On Thursday, the Federal Reserve announced its third round of quantitative easing — in other words, a slew of asset purchases focused on the housing market, with the goal of easing unemployment and speeding up the economic recovery. The Fed will buy $40 billion in mortgage-backed securities each month for an indefinite period of time, until it is confident the outlook for the labor market has improved.
The statement from the Fed expresses dissatisfaction at the current rate of economic growth, and the need for proactive action:
Growth in employment has been slow, and the unemployment rate remains elevated. Household spending has continued to advance, but growth in business fixed investment appears to have slowed. The housing sector has shown some further signs of improvement, albeit from a depressed level. Inflation has been subdued, although the prices of some key commodities have increased recently. Longer-term inflation expectations have remained stable.
Consistent with its statutory mandate, the Committee seeks to foster maximum employment and price stability. The Committee is concerned that, without further policy accommodation, economic growth might not be strong enough to generate sustained improvement in labor market conditions.
With interest rates already at their lowest level —the “zero bound” — the Fed has resolved to take on a more active role in boosting the economic recovery. In buying up assets such as mortgage-backed securities from banks, the Fed is injecting money into the US economy, and keeping interest-rates low in the long-term.

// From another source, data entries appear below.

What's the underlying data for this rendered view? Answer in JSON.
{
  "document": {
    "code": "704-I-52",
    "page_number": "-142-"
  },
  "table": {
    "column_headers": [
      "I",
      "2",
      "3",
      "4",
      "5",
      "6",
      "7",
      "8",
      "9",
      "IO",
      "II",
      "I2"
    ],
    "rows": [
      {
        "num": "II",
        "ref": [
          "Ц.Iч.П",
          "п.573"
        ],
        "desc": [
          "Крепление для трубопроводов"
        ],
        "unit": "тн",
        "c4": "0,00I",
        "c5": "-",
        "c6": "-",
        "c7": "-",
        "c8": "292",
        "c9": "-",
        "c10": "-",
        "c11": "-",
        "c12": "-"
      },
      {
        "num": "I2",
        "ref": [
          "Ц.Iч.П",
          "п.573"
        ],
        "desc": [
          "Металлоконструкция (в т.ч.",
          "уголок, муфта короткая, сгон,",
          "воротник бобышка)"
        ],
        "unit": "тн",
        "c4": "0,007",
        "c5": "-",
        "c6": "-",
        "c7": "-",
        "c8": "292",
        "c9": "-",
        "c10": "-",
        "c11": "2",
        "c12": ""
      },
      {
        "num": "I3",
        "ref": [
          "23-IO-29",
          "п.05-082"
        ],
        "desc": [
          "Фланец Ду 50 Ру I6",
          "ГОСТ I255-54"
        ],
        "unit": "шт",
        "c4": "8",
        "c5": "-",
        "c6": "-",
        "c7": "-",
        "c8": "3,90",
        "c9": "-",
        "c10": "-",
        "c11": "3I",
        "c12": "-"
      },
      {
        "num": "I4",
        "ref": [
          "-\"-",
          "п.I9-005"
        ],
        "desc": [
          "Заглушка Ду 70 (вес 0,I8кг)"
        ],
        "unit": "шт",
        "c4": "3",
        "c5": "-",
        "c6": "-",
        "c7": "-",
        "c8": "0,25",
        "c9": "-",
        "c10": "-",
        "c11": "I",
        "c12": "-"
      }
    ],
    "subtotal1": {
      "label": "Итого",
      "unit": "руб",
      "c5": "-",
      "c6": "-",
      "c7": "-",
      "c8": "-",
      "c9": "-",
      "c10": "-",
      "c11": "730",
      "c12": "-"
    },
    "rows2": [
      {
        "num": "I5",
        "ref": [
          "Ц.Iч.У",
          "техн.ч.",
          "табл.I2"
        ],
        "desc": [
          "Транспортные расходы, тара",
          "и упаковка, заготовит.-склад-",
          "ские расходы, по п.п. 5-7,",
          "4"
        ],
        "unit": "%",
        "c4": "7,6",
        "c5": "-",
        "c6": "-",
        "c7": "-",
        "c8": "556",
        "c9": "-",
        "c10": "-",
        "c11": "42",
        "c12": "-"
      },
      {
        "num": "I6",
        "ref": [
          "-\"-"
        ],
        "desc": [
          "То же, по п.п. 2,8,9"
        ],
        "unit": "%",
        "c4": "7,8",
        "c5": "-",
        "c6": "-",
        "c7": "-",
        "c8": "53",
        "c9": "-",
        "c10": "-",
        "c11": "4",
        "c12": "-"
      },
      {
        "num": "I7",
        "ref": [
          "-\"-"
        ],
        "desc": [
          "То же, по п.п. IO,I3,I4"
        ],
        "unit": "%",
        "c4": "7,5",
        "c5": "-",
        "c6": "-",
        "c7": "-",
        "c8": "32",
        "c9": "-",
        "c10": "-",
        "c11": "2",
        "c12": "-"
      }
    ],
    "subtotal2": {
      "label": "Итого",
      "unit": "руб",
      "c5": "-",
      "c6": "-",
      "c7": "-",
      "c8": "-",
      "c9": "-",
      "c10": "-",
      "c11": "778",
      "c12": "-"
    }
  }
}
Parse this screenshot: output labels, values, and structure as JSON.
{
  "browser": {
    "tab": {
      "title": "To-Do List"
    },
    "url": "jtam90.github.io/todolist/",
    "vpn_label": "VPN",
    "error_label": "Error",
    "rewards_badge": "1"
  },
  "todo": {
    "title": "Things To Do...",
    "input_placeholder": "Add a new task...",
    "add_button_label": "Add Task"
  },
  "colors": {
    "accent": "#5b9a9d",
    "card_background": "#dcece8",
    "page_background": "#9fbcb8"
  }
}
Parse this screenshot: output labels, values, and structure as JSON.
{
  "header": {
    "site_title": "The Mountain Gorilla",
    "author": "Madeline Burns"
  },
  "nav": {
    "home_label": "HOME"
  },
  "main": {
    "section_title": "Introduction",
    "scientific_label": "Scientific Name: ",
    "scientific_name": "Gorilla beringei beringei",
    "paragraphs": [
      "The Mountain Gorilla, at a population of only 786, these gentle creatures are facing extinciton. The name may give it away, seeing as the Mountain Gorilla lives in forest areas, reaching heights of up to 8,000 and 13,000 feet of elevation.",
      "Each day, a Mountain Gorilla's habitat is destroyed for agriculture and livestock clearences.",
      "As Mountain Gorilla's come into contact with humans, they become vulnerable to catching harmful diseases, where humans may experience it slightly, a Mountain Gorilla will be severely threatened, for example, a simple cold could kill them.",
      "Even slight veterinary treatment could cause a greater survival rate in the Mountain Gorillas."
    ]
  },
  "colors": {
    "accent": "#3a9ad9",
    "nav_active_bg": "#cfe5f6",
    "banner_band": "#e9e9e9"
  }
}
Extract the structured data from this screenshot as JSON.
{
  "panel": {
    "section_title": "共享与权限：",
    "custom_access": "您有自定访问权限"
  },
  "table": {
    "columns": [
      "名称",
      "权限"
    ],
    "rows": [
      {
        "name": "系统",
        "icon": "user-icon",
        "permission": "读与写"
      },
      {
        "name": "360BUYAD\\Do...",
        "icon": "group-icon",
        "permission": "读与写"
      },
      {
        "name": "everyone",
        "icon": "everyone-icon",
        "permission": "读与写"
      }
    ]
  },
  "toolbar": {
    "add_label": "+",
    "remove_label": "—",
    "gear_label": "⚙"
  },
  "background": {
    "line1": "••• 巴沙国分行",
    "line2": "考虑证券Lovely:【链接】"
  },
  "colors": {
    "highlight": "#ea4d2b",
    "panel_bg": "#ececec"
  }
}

Together with the $40 billion a month to support mortgages, the Federal Open Market Committee (FOMC) is extending its 2011 Operation Twist program—an initiative of buying long-term Treasuries and simultaneously selling a portion of its short-term issues—which will total $85 billion a month in new assets.
“One of the main concerns that firms have is that there is not enough demand, people coming and demanding their products,” Federal Chairman Ben Bernanke said at a news conference in Washington. “If people feel their financial situation is better because their 401(k) is better, or their house is worth more, they’re more willing to go out and spend, and that’s going to provide the demand firms need to be able to hire and invest”
Bernanke reassured investors that he “would not accept the proposition that the Fed is out of ammunition. Our tools,” he continued,”while non-standard, still can create more accommodative financial conditions, can still provide support for the economy, can still help us to return to a more normal economic situation.”
The latest move from the Fed will be instrumental in restoring confidence in the marketplace. Already the markets have reacted positively, with the Dow Jones and the S&P 500 already at levels higher than in December 2007 and early 2008, respectively. The Dow surged 1.4% to 13,523.77, and the S&P 500 rallied 1.6% to 1,459.09. The Nasdaq increased 1.4% to 3,157.68.